Problem statement: Pull every line from the records that has the word "interactive" in it.

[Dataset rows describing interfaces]
◆ ◆ ◆ ◆
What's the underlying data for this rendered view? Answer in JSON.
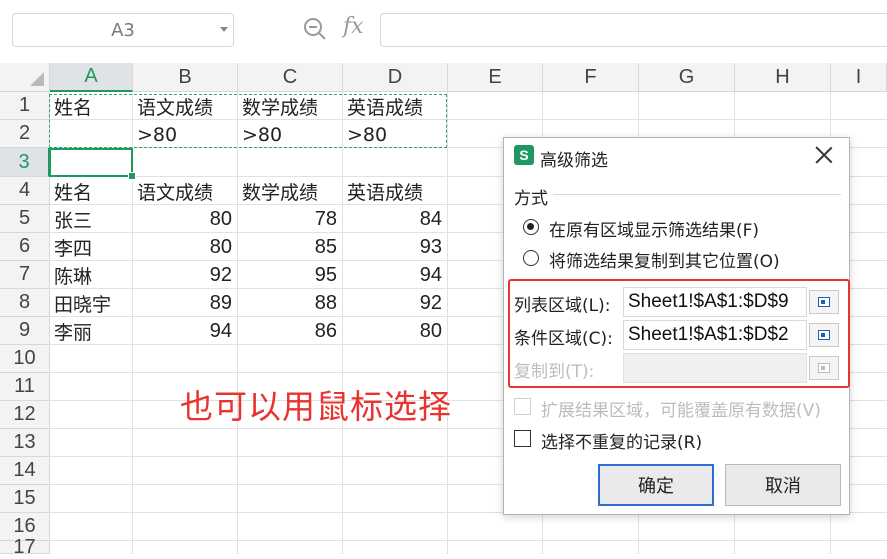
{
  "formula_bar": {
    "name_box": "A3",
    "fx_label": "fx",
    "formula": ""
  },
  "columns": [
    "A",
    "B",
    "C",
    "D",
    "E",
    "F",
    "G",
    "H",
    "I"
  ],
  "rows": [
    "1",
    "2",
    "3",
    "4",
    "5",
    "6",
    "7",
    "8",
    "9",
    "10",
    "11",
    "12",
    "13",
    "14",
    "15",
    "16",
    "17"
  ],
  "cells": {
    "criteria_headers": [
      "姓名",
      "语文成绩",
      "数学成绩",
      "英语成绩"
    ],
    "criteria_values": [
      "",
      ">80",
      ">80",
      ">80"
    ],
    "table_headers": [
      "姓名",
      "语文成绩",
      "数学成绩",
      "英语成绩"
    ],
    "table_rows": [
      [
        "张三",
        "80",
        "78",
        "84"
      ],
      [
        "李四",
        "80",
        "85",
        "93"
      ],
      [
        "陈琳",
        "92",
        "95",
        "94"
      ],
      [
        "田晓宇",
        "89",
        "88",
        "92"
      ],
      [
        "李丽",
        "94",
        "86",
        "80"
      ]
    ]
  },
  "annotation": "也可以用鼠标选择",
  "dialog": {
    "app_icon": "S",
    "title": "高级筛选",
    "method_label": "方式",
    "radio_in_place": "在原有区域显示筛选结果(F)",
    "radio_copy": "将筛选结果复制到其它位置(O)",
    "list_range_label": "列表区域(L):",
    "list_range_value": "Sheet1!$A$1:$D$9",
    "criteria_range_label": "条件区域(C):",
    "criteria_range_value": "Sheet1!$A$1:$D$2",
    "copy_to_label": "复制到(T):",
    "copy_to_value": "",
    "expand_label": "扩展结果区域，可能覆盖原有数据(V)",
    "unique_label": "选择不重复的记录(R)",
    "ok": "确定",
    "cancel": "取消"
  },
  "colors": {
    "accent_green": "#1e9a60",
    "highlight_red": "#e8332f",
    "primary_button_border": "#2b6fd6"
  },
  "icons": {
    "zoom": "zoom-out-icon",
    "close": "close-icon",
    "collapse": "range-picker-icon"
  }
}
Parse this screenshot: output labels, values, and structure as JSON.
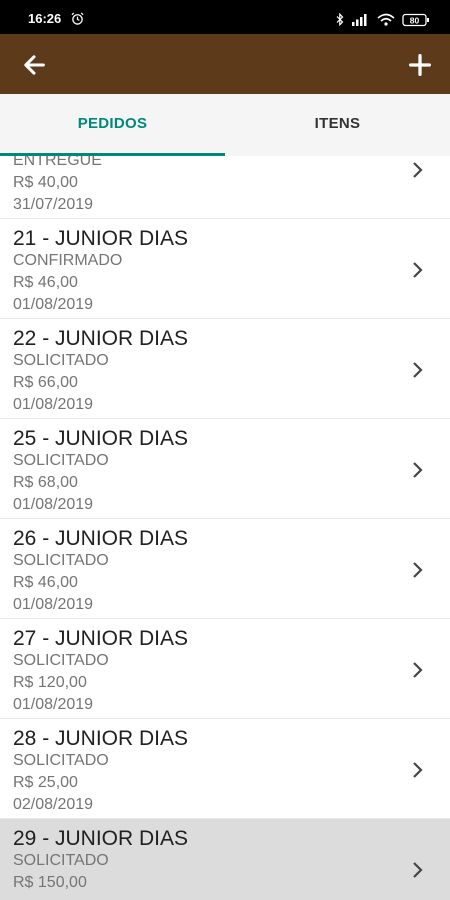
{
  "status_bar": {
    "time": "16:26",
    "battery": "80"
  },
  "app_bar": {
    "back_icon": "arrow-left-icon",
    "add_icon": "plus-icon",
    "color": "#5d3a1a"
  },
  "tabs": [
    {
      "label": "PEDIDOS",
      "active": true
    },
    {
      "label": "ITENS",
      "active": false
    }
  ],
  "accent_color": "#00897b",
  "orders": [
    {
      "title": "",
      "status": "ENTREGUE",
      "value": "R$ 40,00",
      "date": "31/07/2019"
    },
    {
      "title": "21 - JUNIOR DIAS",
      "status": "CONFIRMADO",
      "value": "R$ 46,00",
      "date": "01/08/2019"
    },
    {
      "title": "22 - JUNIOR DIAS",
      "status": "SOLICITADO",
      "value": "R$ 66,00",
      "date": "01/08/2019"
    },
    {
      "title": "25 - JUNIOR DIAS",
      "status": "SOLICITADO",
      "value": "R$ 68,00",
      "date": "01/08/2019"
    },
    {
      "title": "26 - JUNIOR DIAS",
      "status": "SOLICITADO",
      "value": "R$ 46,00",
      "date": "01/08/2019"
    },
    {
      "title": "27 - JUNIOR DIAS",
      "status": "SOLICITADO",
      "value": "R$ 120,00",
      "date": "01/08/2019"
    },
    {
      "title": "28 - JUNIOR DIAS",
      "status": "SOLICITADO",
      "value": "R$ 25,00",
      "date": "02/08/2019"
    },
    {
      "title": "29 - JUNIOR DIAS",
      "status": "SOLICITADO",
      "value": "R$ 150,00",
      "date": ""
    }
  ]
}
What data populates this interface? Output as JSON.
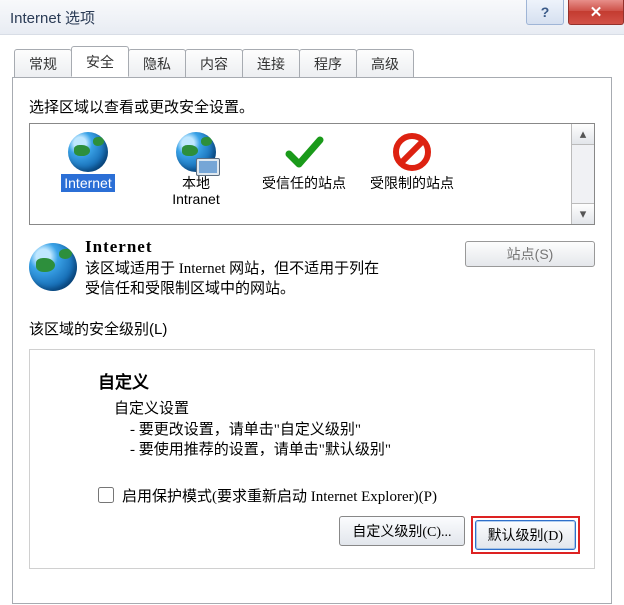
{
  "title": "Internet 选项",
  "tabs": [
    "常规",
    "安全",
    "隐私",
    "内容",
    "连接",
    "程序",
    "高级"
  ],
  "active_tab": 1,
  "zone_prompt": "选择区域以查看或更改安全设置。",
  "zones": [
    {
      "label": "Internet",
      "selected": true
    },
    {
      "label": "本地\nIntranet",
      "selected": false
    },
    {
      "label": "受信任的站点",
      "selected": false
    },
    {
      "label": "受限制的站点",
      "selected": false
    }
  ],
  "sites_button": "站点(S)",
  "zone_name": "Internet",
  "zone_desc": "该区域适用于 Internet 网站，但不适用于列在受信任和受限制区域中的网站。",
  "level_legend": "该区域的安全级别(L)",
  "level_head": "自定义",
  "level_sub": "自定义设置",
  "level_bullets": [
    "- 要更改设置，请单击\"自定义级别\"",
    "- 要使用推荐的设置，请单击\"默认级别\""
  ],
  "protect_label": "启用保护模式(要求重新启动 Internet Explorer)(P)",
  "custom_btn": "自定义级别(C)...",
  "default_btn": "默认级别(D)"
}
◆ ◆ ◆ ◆
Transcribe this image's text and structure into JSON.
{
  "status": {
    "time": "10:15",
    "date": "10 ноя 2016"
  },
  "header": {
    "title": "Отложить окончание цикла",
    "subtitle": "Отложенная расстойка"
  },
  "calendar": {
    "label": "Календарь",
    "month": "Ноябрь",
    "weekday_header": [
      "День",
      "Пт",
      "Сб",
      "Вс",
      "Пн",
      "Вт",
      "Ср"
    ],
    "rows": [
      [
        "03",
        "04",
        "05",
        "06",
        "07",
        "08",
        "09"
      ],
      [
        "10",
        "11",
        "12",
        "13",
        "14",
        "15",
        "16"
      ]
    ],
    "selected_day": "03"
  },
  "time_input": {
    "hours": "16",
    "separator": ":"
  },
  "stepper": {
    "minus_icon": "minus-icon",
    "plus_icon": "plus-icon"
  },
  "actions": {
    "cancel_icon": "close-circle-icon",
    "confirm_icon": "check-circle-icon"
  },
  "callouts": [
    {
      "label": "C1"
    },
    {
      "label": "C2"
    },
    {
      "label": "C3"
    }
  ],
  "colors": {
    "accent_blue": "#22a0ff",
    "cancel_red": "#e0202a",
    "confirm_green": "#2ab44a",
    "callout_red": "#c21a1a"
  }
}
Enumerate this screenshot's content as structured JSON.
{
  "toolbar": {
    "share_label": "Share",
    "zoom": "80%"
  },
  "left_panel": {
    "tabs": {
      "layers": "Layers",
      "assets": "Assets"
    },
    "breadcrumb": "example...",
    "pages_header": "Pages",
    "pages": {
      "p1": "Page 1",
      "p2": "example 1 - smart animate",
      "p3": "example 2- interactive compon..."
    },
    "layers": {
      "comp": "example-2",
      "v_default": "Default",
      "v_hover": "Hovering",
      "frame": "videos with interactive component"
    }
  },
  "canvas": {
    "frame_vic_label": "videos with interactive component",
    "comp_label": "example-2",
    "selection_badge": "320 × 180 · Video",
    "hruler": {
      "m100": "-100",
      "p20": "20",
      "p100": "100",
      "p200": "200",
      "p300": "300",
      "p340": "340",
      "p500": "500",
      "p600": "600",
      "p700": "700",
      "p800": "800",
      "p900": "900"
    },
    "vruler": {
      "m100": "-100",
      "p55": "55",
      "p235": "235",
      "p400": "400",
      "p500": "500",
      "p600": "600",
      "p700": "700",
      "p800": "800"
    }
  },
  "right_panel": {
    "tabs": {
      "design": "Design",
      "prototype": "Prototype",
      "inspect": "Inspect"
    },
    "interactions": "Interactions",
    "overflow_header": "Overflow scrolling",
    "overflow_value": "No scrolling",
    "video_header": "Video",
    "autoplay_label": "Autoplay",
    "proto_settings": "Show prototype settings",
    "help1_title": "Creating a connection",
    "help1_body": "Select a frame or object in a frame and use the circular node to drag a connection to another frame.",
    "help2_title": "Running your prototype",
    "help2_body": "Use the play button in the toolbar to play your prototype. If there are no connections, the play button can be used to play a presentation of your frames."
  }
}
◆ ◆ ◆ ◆
Result for this exercise:
      "p3": "example 2- interactive compon..."
      "frame": "videos with interactive component"
    "frame_vic_label": "videos with interactive component",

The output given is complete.